The moment was one of pure excitement. Since October 1957, when the Soviets sent the first artificial satellite into space, four months ahead of the Americans, the world accompanied the then recent space race with enchantment. The possibility of reaching and getting to know new worlds outside the Earth gripped everyone and started off a new era of unprecedented scientific and technological development. Not to be left aside from these advances, in 1961 the Brazilian government created a commission to study and to suggest a policy for space research. A dozen people, all from the field of Aeronautics, began to work at the Aerospace Technical Center (CTA).
In 1963, engineers from the Technological Institute of Aeronautics (ITA) joined these pioneers and went on to find a place in the northeast of Brazil close to the equator that could serve as a base for launching small and medium sized orbital rockets. The choice fell on a 5,000 square meter site 18 kilometers from Natal, in Rio Grande do Norte, called Barreira do Inferno [Hell’s Barrier] by the fishermen – there is a red cliff at the place that shines intensely at sunrise, and, from the sea, gives the impression that it is in flames. The site chosen, being close to the equator, means fuel saving, and being located next to a beach, ensures safety at the moment of the point of impact of the various stages of the rockets.

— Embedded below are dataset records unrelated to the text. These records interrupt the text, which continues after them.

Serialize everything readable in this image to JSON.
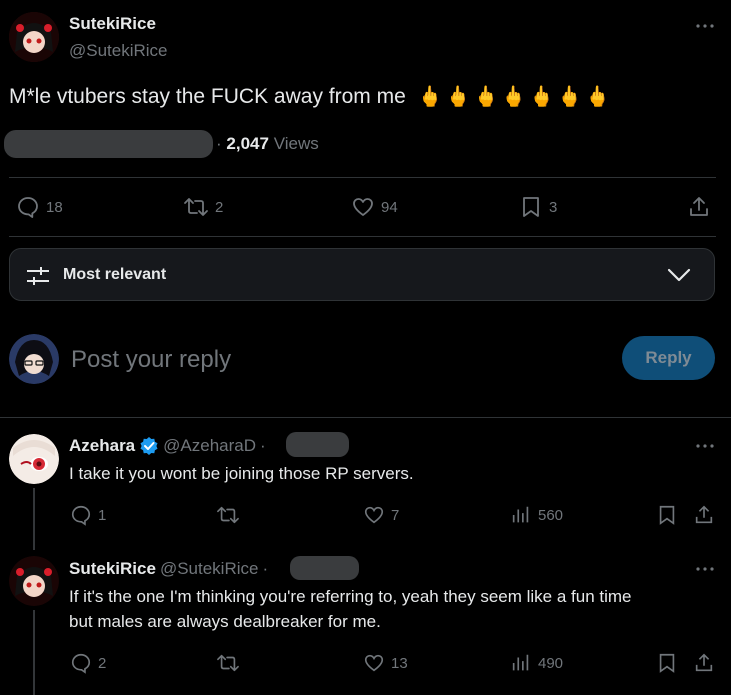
{
  "main_post": {
    "display_name": "SutekiRice",
    "handle": "@SutekiRice",
    "text": "M*le vtubers stay the FUCK away from me",
    "emoji": "🖕🖕🖕🖕🖕🖕🖕",
    "views_count": "2,047",
    "views_label": "Views",
    "replies": "18",
    "reposts": "2",
    "likes": "94",
    "bookmarks": "3"
  },
  "sort": {
    "label": "Most relevant"
  },
  "composer": {
    "placeholder": "Post your reply",
    "reply_button": "Reply"
  },
  "replies": [
    {
      "display_name": "Azehara",
      "handle": "@AzeharaD",
      "text": "I take it you wont be joining those RP servers.",
      "replies": "1",
      "reposts": "",
      "likes": "7",
      "views": "560"
    },
    {
      "display_name": "SutekiRice",
      "handle": "@SutekiRice",
      "text_line1": "If it's the one I'm thinking you're referring to, yeah they seem like a fun time",
      "text_line2": "but males are always dealbreaker for me.",
      "replies": "2",
      "reposts": "",
      "likes": "13",
      "views": "490"
    }
  ],
  "colors": {
    "accent": "#1d9bf0",
    "verified": "#1d9bf0",
    "border": "#2f3336",
    "muted": "#71767b"
  }
}
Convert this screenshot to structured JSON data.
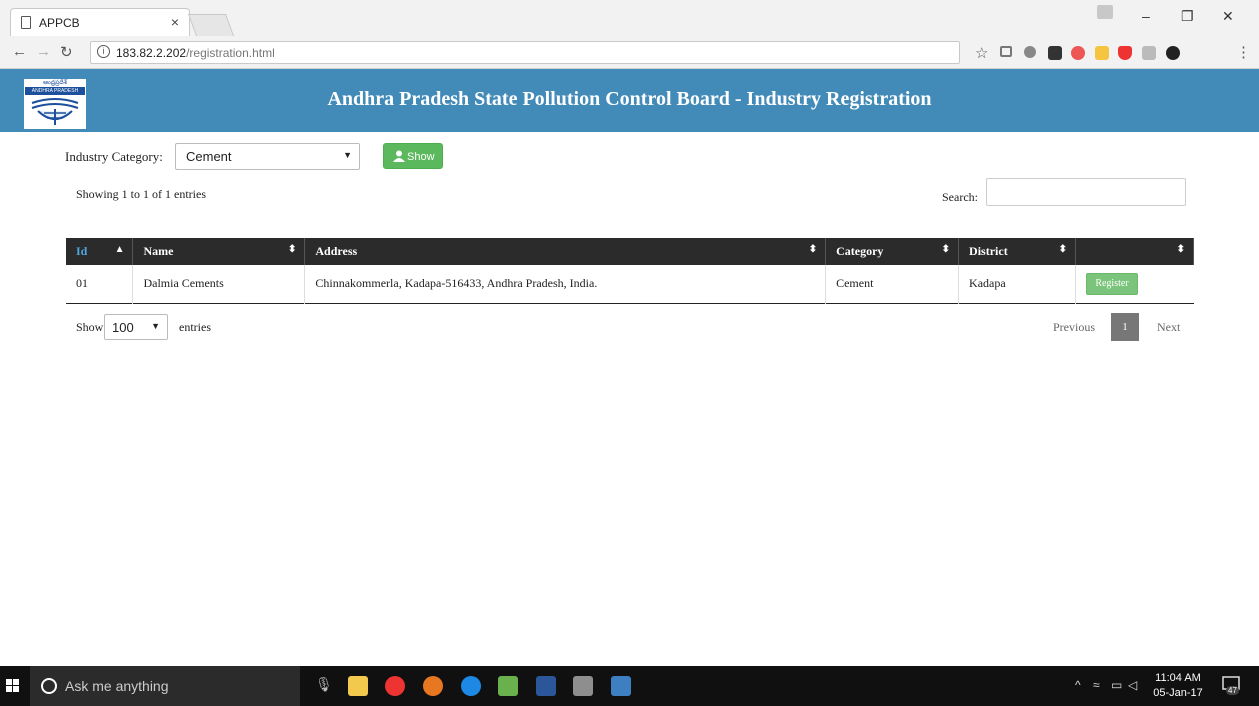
{
  "browser": {
    "tab_title": "APPCB",
    "tab_close": "×",
    "url_host": "183.82.2.202",
    "url_path": "/registration.html",
    "info_icon": "i"
  },
  "header": {
    "logo_text_top": "ఆంధ్రప్రదేశ్",
    "logo_text_bottom": "ANDHRA PRADESH",
    "title": "Andhra Pradesh State Pollution Control Board - Industry Registration"
  },
  "filter": {
    "label": "Industry Category:",
    "selected": "Cement",
    "show_button": "Show"
  },
  "table_info": {
    "showing": "Showing 1 to 1 of 1 entries",
    "search_label": "Search:",
    "search_value": ""
  },
  "table": {
    "columns": [
      "Id",
      "Name",
      "Address",
      "Category",
      "District",
      ""
    ],
    "rows": [
      {
        "id": "01",
        "name": "Dalmia Cements",
        "address": "Chinnakommerla, Kadapa-516433, Andhra Pradesh, India.",
        "category": "Cement",
        "district": "Kadapa",
        "action": "Register"
      }
    ]
  },
  "pagination": {
    "show_label": "Show",
    "length_value": "100",
    "entries_label": "entries",
    "previous": "Previous",
    "current_page": "1",
    "next": "Next"
  },
  "taskbar": {
    "search_placeholder": "Ask me anything",
    "time": "11:04 AM",
    "date": "05-Jan-17",
    "notification_count": "47"
  },
  "colors": {
    "header_bg": "#428bb9",
    "show_button": "#5cb85c",
    "register_button": "#7bc47b",
    "table_header": "#2b2b2b"
  }
}
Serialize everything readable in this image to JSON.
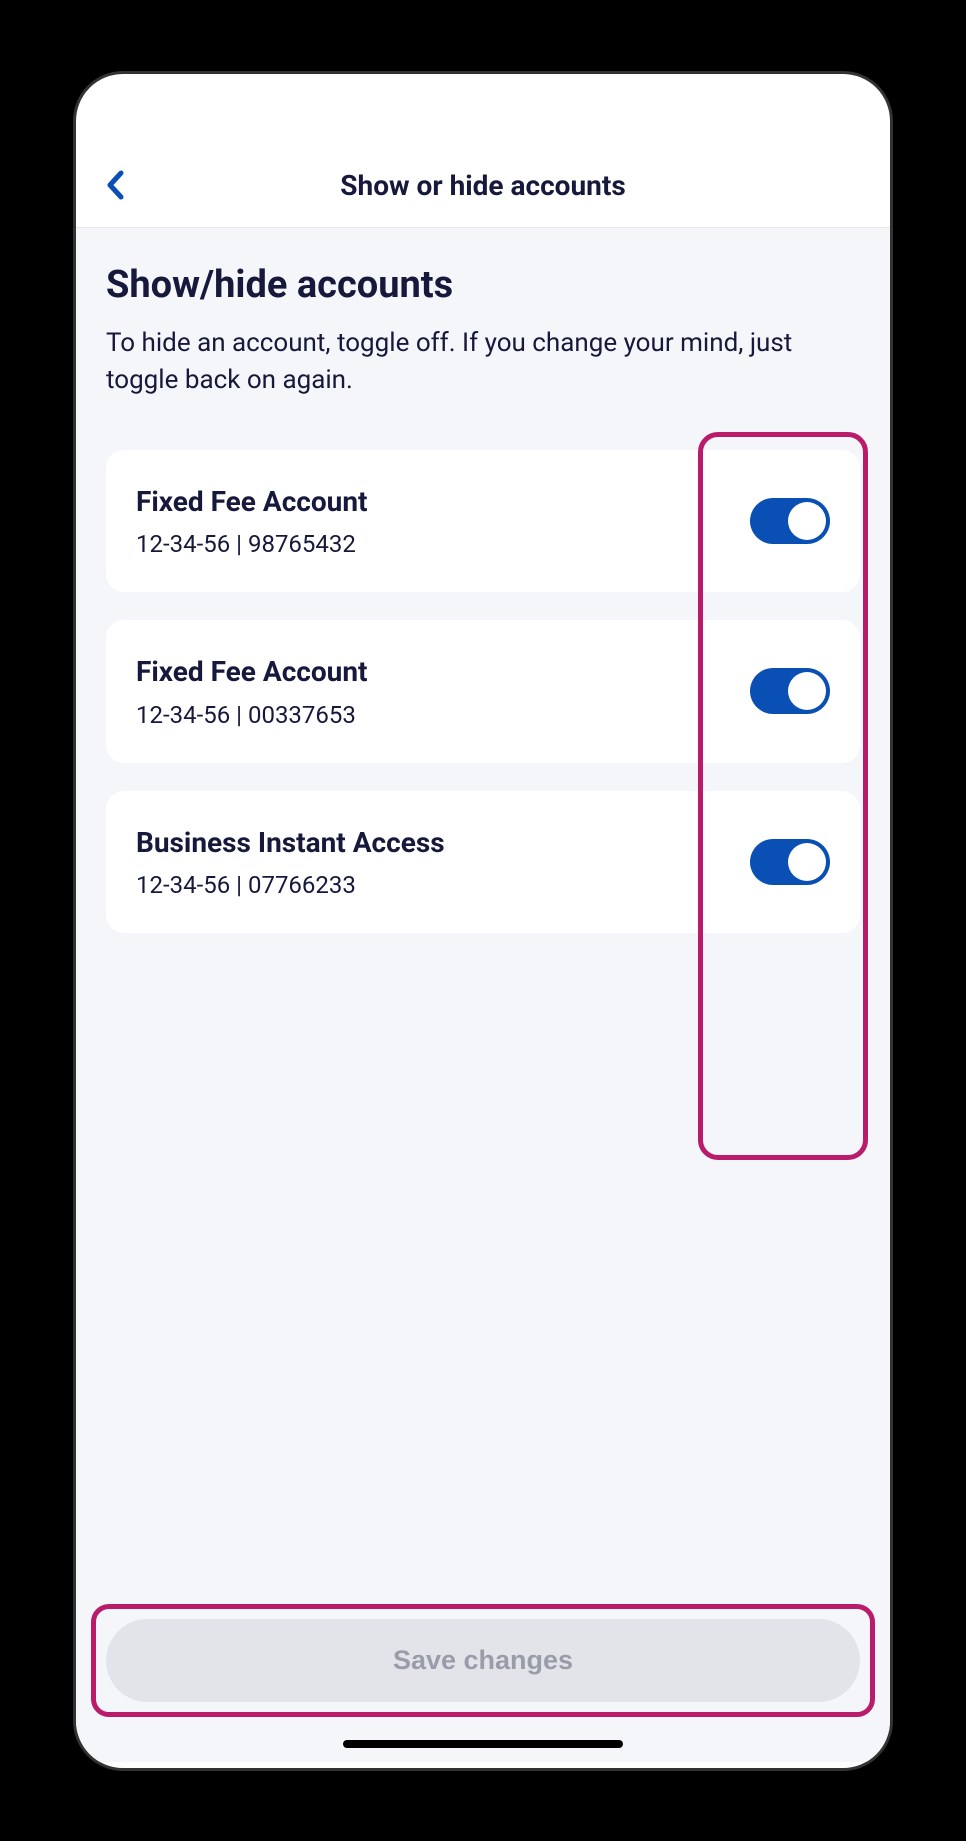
{
  "header": {
    "title": "Show or hide accounts"
  },
  "section": {
    "title": "Show/hide accounts",
    "description": "To hide an account, toggle off. If you change your mind, just toggle back on again."
  },
  "accounts": [
    {
      "name": "Fixed Fee Account",
      "details": "12-34-56 | 98765432",
      "enabled": true
    },
    {
      "name": "Fixed Fee Account",
      "details": "12-34-56 | 00337653",
      "enabled": true
    },
    {
      "name": "Business Instant Access",
      "details": "12-34-56 | 07766233",
      "enabled": true
    }
  ],
  "actions": {
    "save_label": "Save changes"
  },
  "annotations": {
    "highlight_color": "#b91c6b"
  }
}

Finally, the climate is stable, with a well-defined rainy season. It was there, in practice, that Brazilian space research began. On December 15, 1965, with the Barreira do Inferno launch center partly set up, Nasa’s Nike-Apache rocket was successfully fired and tracked – the objective was to carry out measurements in the lower layers of the ionosphere. Since then, Barreira do Inferno has seen a large number of launches and has been able to build and test Brazilian rockets. Later on, when more daring projects were being thought about, the center became too small.
It was then that the Alcântara Launching Site, in Maranhão, arose. It is located in a much larger area, where fuel savings of 25% are possible, compared with Cape Canaveral, in the United States, when it puts satellites into orbit around the equator. “But Barreira do Inferno has never stopped launching rockets”, explains Adauto Motta, head of the Regional Center of the National Institute for Space Research (Inpe) in the northeast. Motta wrote the book Esboço Histórico da Pesquisa Espacial [Historical Outline of Space Research in Brazil] (Editora Foco) and was head of operations at Barreira do Inferno for six years. Nowadays, the place is used to test rockets with a military purpose and for research, with a payload from Inpe.Republish